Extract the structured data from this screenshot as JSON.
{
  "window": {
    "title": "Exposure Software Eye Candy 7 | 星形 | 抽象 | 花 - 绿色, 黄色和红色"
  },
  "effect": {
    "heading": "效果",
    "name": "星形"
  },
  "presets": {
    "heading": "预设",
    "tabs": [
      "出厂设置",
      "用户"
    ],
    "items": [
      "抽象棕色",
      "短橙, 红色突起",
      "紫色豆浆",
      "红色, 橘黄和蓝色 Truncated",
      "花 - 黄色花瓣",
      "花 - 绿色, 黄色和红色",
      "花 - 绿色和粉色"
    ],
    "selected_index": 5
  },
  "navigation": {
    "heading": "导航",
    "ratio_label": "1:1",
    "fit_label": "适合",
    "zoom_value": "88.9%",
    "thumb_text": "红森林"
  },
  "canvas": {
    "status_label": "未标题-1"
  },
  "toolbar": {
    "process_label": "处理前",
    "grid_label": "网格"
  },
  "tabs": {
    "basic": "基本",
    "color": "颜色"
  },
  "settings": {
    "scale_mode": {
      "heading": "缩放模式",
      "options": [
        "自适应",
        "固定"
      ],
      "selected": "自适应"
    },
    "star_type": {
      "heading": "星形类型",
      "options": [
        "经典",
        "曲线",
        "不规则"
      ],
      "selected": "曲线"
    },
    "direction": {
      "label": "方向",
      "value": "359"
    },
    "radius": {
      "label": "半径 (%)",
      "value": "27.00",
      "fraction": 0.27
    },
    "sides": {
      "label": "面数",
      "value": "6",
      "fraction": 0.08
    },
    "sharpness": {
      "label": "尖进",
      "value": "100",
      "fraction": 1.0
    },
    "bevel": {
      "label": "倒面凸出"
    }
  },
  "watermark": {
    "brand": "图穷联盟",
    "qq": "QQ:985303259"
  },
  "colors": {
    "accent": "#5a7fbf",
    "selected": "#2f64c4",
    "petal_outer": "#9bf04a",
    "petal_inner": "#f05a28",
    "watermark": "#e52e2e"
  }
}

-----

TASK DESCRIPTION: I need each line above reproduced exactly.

YOUR SOLUTION:
Extract the structured data from this screenshot as JSON.
{
  "window": {
    "title": "Exposure Software Eye Candy 7 | 星形 | 抽象 | 花 - 绿色, 黄色和红色"
  },
  "effect": {
    "heading": "效果",
    "name": "星形"
  },
  "presets": {
    "heading": "预设",
    "tabs": [
      "出厂设置",
      "用户"
    ],
    "items": [
      "抽象棕色",
      "短橙, 红色突起",
      "紫色豆浆",
      "红色, 橘黄和蓝色 Truncated",
      "花 - 黄色花瓣",
      "花 - 绿色, 黄色和红色",
      "花 - 绿色和粉色"
    ],
    "selected_index": 5
  },
  "navigation": {
    "heading": "导航",
    "ratio_label": "1:1",
    "fit_label": "适合",
    "zoom_value": "88.9%",
    "thumb_text": "红森林"
  },
  "canvas": {
    "status_label": "未标题-1"
  },
  "toolbar": {
    "process_label": "处理前",
    "grid_label": "网格"
  },
  "tabs": {
    "basic": "基本",
    "color": "颜色"
  },
  "settings": {
    "scale_mode": {
      "heading": "缩放模式",
      "options": [
        "自适应",
        "固定"
      ],
      "selected": "自适应"
    },
    "star_type": {
      "heading": "星形类型",
      "options": [
        "经典",
        "曲线",
        "不规则"
      ],
      "selected": "曲线"
    },
    "direction": {
      "label": "方向",
      "value": "359"
    },
    "radius": {
      "label": "半径 (%)",
      "value": "27.00",
      "fraction": 0.27
    },
    "sides": {
      "label": "面数",
      "value": "6",
      "fraction": 0.08
    },
    "sharpness": {
      "label": "尖进",
      "value": "100",
      "fraction": 1.0
    },
    "bevel": {
      "label": "倒面凸出"
    }
  },
  "watermark": {
    "brand": "图穷联盟",
    "qq": "QQ:985303259"
  },
  "colors": {
    "accent": "#5a7fbf",
    "selected": "#2f64c4",
    "petal_outer": "#9bf04a",
    "petal_inner": "#f05a28",
    "watermark": "#e52e2e"
  }
}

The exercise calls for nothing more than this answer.